### Data listing
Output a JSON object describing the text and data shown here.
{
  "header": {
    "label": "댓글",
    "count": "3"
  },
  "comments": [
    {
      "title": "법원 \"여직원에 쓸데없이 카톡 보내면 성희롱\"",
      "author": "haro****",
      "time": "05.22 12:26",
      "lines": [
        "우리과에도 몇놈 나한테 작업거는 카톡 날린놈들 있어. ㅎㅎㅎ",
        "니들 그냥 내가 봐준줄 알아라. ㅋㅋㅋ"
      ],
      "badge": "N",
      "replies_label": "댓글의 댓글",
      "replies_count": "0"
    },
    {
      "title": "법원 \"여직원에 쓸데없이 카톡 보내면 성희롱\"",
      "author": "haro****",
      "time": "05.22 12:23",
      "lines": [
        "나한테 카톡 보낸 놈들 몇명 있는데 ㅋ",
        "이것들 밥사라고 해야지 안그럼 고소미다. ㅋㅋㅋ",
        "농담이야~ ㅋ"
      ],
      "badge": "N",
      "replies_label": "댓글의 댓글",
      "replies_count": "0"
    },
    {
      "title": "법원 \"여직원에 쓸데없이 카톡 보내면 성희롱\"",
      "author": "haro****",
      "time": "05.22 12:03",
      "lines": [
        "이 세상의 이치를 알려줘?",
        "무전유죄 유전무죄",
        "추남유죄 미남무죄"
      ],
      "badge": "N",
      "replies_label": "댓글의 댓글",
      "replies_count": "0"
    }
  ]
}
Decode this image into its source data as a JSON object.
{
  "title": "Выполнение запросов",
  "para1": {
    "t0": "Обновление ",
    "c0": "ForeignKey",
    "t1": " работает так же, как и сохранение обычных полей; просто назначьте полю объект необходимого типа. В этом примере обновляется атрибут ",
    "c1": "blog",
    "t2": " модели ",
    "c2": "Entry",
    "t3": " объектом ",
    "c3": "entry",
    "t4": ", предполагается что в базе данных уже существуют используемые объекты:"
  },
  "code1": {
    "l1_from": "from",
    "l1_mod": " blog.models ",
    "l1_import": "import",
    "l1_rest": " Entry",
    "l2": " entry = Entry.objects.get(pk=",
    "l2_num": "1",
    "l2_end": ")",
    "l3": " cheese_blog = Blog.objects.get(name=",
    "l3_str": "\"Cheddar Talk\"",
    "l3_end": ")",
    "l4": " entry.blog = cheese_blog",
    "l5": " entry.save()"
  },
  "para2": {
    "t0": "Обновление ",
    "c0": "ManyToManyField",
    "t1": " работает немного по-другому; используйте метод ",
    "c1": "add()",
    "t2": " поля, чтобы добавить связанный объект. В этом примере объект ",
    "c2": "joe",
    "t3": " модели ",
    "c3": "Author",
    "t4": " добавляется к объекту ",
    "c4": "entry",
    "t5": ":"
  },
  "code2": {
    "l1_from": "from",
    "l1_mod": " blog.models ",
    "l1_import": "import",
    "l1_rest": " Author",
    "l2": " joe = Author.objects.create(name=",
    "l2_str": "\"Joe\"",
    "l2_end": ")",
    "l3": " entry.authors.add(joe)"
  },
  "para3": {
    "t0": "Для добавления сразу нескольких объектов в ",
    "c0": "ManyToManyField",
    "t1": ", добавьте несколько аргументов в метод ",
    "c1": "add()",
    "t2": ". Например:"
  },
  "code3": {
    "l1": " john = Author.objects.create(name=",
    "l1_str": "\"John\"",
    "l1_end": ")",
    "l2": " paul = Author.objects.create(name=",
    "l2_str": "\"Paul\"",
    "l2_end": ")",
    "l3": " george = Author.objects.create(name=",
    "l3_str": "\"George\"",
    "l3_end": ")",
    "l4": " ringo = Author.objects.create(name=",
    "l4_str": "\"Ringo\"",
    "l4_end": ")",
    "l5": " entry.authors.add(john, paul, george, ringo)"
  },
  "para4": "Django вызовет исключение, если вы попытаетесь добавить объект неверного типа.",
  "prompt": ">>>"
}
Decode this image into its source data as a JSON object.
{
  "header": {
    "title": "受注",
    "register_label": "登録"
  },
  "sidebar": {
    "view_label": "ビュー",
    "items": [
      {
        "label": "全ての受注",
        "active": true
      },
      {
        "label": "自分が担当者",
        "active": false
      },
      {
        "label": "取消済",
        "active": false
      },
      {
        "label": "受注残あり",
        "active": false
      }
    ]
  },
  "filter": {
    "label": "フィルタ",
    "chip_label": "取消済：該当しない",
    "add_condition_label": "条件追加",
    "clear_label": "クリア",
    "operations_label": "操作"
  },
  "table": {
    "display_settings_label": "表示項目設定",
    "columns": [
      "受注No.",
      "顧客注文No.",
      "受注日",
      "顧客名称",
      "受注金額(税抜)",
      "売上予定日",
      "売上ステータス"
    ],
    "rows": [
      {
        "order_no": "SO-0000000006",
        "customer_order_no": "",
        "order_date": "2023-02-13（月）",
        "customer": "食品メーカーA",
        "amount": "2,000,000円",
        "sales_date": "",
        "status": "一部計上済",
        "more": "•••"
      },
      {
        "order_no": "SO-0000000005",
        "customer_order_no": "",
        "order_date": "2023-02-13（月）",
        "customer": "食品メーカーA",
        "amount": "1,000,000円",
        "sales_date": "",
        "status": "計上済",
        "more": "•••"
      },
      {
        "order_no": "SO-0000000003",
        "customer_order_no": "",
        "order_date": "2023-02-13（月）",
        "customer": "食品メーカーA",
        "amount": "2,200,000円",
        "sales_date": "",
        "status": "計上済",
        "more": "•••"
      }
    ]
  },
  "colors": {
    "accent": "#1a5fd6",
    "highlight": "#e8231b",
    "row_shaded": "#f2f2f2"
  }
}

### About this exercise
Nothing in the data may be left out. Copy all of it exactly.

### Your solution
Output a JSON object describing the text and data shown here.
{
  "header": {
    "label": "댓글",
    "count": "3"
  },
  "comments": [
    {
      "title": "법원 \"여직원에 쓸데없이 카톡 보내면 성희롱\"",
      "author": "haro****",
      "time": "05.22 12:26",
      "lines": [
        "우리과에도 몇놈 나한테 작업거는 카톡 날린놈들 있어. ㅎㅎㅎ",
        "니들 그냥 내가 봐준줄 알아라. ㅋㅋㅋ"
      ],
      "badge": "N",
      "replies_label": "댓글의 댓글",
      "replies_count": "0"
    },
    {
      "title": "법원 \"여직원에 쓸데없이 카톡 보내면 성희롱\"",
      "author": "haro****",
      "time": "05.22 12:23",
      "lines": [
        "나한테 카톡 보낸 놈들 몇명 있는데 ㅋ",
        "이것들 밥사라고 해야지 안그럼 고소미다. ㅋㅋㅋ",
        "농담이야~ ㅋ"
      ],
      "badge": "N",
      "replies_label": "댓글의 댓글",
      "replies_count": "0"
    },
    {
      "title": "법원 \"여직원에 쓸데없이 카톡 보내면 성희롱\"",
      "author": "haro****",
      "time": "05.22 12:03",
      "lines": [
        "이 세상의 이치를 알려줘?",
        "무전유죄 유전무죄",
        "추남유죄 미남무죄"
      ],
      "badge": "N",
      "replies_label": "댓글의 댓글",
      "replies_count": "0"
    }
  ]
}
Decode this image into its source data as a JSON object.
{
  "title": "Выполнение запросов",
  "para1": {
    "t0": "Обновление ",
    "c0": "ForeignKey",
    "t1": " работает так же, как и сохранение обычных полей; просто назначьте полю объект необходимого типа. В этом примере обновляется атрибут ",
    "c1": "blog",
    "t2": " модели ",
    "c2": "Entry",
    "t3": " объектом ",
    "c3": "entry",
    "t4": ", предполагается что в базе данных уже существуют используемые объекты:"
  },
  "code1": {
    "l1_from": "from",
    "l1_mod": " blog.models ",
    "l1_import": "import",
    "l1_rest": " Entry",
    "l2": " entry = Entry.objects.get(pk=",
    "l2_num": "1",
    "l2_end": ")",
    "l3": " cheese_blog = Blog.objects.get(name=",
    "l3_str": "\"Cheddar Talk\"",
    "l3_end": ")",
    "l4": " entry.blog = cheese_blog",
    "l5": " entry.save()"
  },
  "para2": {
    "t0": "Обновление ",
    "c0": "ManyToManyField",
    "t1": " работает немного по-другому; используйте метод ",
    "c1": "add()",
    "t2": " поля, чтобы добавить связанный объект. В этом примере объект ",
    "c2": "joe",
    "t3": " модели ",
    "c3": "Author",
    "t4": " добавляется к объекту ",
    "c4": "entry",
    "t5": ":"
  },
  "code2": {
    "l1_from": "from",
    "l1_mod": " blog.models ",
    "l1_import": "import",
    "l1_rest": " Author",
    "l2": " joe = Author.objects.create(name=",
    "l2_str": "\"Joe\"",
    "l2_end": ")",
    "l3": " entry.authors.add(joe)"
  },
  "para3": {
    "t0": "Для добавления сразу нескольких объектов в ",
    "c0": "ManyToManyField",
    "t1": ", добавьте несколько аргументов в метод ",
    "c1": "add()",
    "t2": ". Например:"
  },
  "code3": {
    "l1": " john = Author.objects.create(name=",
    "l1_str": "\"John\"",
    "l1_end": ")",
    "l2": " paul = Author.objects.create(name=",
    "l2_str": "\"Paul\"",
    "l2_end": ")",
    "l3": " george = Author.objects.create(name=",
    "l3_str": "\"George\"",
    "l3_end": ")",
    "l4": " ringo = Author.objects.create(name=",
    "l4_str": "\"Ringo\"",
    "l4_end": ")",
    "l5": " entry.authors.add(john, paul, george, ringo)"
  },
  "para4": "Django вызовет исключение, если вы попытаетесь добавить объект неверного типа.",
  "prompt": ">>>"
}
Decode this image into its source data as a JSON object.
{
  "header": {
    "title": "受注",
    "register_label": "登録"
  },
  "sidebar": {
    "view_label": "ビュー",
    "items": [
      {
        "label": "全ての受注",
        "active": true
      },
      {
        "label": "自分が担当者",
        "active": false
      },
      {
        "label": "取消済",
        "active": false
      },
      {
        "label": "受注残あり",
        "active": false
      }
    ]
  },
  "filter": {
    "label": "フィルタ",
    "chip_label": "取消済：該当しない",
    "add_condition_label": "条件追加",
    "clear_label": "クリア",
    "operations_label": "操作"
  },
  "table": {
    "display_settings_label": "表示項目設定",
    "columns": [
      "受注No.",
      "顧客注文No.",
      "受注日",
      "顧客名称",
      "受注金額(税抜)",
      "売上予定日",
      "売上ステータス"
    ],
    "rows": [
      {
        "order_no": "SO-0000000006",
        "customer_order_no": "",
        "order_date": "2023-02-13（月）",
        "customer": "食品メーカーA",
        "amount": "2,000,000円",
        "sales_date": "",
        "status": "一部計上済",
        "more": "•••"
      },
      {
        "order_no": "SO-0000000005",
        "customer_order_no": "",
        "order_date": "2023-02-13（月）",
        "customer": "食品メーカーA",
        "amount": "1,000,000円",
        "sales_date": "",
        "status": "計上済",
        "more": "•••"
      },
      {
        "order_no": "SO-0000000003",
        "customer_order_no": "",
        "order_date": "2023-02-13（月）",
        "customer": "食品メーカーA",
        "amount": "2,200,000円",
        "sales_date": "",
        "status": "計上済",
        "more": "•••"
      }
    ]
  },
  "colors": {
    "accent": "#1a5fd6",
    "highlight": "#e8231b",
    "row_shaded": "#f2f2f2"
  }
}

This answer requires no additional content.